What can a DNA based diet actually help with? Discussion with Sports Nutritionist Lucy Ellis.
Posted by Muhdo on Monday, 8 October 2018
What is the most important aspect to a successful fat loss?
Calorie deficit that you can maintain and adhere to and then knowing when to stop and moving more
Why do people often regain weigh after they have lost it?
Comes down to a diet being too hard. Being over restricted on an unsustainable diet will ultimately result in failure. Dieting for too long, without a break increases our cortisol and leads to excess inflammation. The body wants to be in homeostasis and in order to achieve this it goes through phases when we diet. Through underfeeding, cortisol is increased, insulin is decreased, catecholamines are decreased, protein synthesis and muscle mass are decreased. And even our thyroid levels are decreased (the conversion rate of T4 to T3 becomes inhibited slightly). To top this off, our hunger hormones leptin decrease whereas ghrelin increases. Ghrelin stimulates an appetite and hunger, and leptin should tell us when we are full after a meal. After dieting, ghrelin levels remain high throughout the day and leptin never peaks after the meal which can lead to overfeeding. There is also evidence that after dieting, our body stores excess calories in fat cells incase of another “starvation”. This is a very roundabout sentence and word that is overused in the fitness industry and in biological terms isn’t fully true as the body simply adapts metabolic rate to a new homeostasis.
Weight increase is a natural process following dieting, which can be caused from an increase in water, glycogen repletion (including in the liver and intramuscular) and increases in fat. Micronutrient deficiency accrued during periods of prolonged calorie restriction may be a large contributing factor in part due to alterations in signalling hormones that drive appetite, metabolism & fat deposition. If you’re entering your dieting phase with in excess of 20-30kg to lose. This phase will be prolonged & aggressive.

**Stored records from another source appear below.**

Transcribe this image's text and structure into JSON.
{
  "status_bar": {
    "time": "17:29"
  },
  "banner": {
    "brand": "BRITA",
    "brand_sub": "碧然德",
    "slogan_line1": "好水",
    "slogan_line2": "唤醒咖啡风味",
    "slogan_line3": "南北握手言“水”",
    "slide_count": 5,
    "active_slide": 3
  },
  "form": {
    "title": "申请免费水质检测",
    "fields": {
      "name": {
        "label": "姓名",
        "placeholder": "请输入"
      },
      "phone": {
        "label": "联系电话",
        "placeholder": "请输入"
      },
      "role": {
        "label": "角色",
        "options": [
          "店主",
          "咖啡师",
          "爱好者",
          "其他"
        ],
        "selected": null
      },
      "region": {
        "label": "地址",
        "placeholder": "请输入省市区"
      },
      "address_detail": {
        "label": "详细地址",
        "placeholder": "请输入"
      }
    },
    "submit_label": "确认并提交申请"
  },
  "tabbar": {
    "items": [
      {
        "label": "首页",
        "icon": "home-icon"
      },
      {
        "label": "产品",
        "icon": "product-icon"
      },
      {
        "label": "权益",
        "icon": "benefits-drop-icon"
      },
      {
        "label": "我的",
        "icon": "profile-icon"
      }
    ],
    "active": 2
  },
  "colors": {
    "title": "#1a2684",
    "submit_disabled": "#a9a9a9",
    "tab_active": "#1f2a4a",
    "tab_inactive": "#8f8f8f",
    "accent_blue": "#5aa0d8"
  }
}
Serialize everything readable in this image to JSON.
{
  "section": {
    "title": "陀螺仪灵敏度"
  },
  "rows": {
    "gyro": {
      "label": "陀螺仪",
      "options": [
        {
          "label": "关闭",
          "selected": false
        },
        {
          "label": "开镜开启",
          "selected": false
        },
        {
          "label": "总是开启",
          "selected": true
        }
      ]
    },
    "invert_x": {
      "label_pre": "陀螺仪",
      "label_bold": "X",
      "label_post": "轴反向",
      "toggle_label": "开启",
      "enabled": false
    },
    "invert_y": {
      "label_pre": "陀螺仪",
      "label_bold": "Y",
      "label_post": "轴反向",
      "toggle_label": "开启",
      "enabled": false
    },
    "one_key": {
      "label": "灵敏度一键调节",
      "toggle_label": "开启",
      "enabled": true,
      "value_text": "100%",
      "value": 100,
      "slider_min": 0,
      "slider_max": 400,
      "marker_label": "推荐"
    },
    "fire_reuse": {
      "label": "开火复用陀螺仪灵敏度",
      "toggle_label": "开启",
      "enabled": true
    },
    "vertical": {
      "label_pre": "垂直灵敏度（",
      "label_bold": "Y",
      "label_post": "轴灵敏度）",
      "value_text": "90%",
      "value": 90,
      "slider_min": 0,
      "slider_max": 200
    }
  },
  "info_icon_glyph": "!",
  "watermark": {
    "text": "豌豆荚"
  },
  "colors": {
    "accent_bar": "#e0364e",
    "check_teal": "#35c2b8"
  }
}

What we have to remember is it may take a year to gain a significant amount of weight; it is safer and more a more adhered to way, to take a year to reduce that weight back down. So what’s the science say. Very few studies available on the impact of dieting in female body builders. However, among overweight or obese men & women, long-term use of multivitamins, vitamins B6 and B12, and chromium were significantly associated with decreased levels of weight gain post diet. (Nachtigal et al 2005) Population groups different but physiology essentially remains the same. There’s also a strong argument for ensuring adequate intake of micronutrients from food or via supplementation while dieting & competing to prevent excessive rebounds.
This is all down to poor nutritional status when dieting. If we diet correctly, using a slow sustainable approach, we not only change our body, but also our mindset and give our bodies a chance to adapt. We then come into a new state of homeostasis.
How can DNA help personalise a diet plan
Our body is programmed to respond a certain way to anything and everything. Whether that is what we eat, how we move and train etc. If we know our bodies’ response to carbohydrates, fat, and protein then we can create a nutritional plan to match our goals. Our bodies are individual in how they absorb, metabolise and assimilate and store the food we eat. You can take the trial and error out of dieting and get straight into a nutrition plan that is tailor made and works for you.
DNA is linked to certain deficient risks in vitamins and minerals. How would this alter a diet plan?
Nutritional deficiencies can cause fatigue, low bone mineral density, mood swings and hormonal issues. Vitamins and minerals are also essential for the production of gonadotropin hormones, and estrogen and testosterone.
A lot of vitamins and minerals are cofactors for the production of adrenal hormones, thyroid hormones, pineal gland, hypothalamic pituitary axis, and even immune system hormones in the body. B vitamins are important as in nicotinamide adenine dinucleotide (NAD) and CoA, which are involved in oxidation reactions. Magnesium is used in DNA replication. Calcium needed to structure of bones. And need vitamin D to help the metabolism of calcium.
Iodine for thyroid etc. The list goes on…
A recent meta-analysis by Engel 2018 published in NUTRIENT journal has looked at micronutrient gaps in weight loss diet plans. Found nutritional deficiencies in them all. Because these were general diet plans, and not tailored to an individual.
Depending on someone’s dietary choice, we may have to alter diet by adding or replacing foods, or using supplements. A high or low fat diet alters the absorption of water or fat soluble vitamins. People might not like certain foods which contain the vitamin and mineral they are deficient in, so you will have to use supplements. Everything becomes very individual. Commonly we are deficient in, iron, calcium, vitamin D3 and K2, vitamin A and iodine.
As mentioned before, nutritional deficiencies, especially in micronutrients can cause us to gain a lot of bad weight after a diet. Technically, we don’t want to keep yo-yo dieting anyway, but what we do need to ensure is that our body is healthy on the outside and on the inside.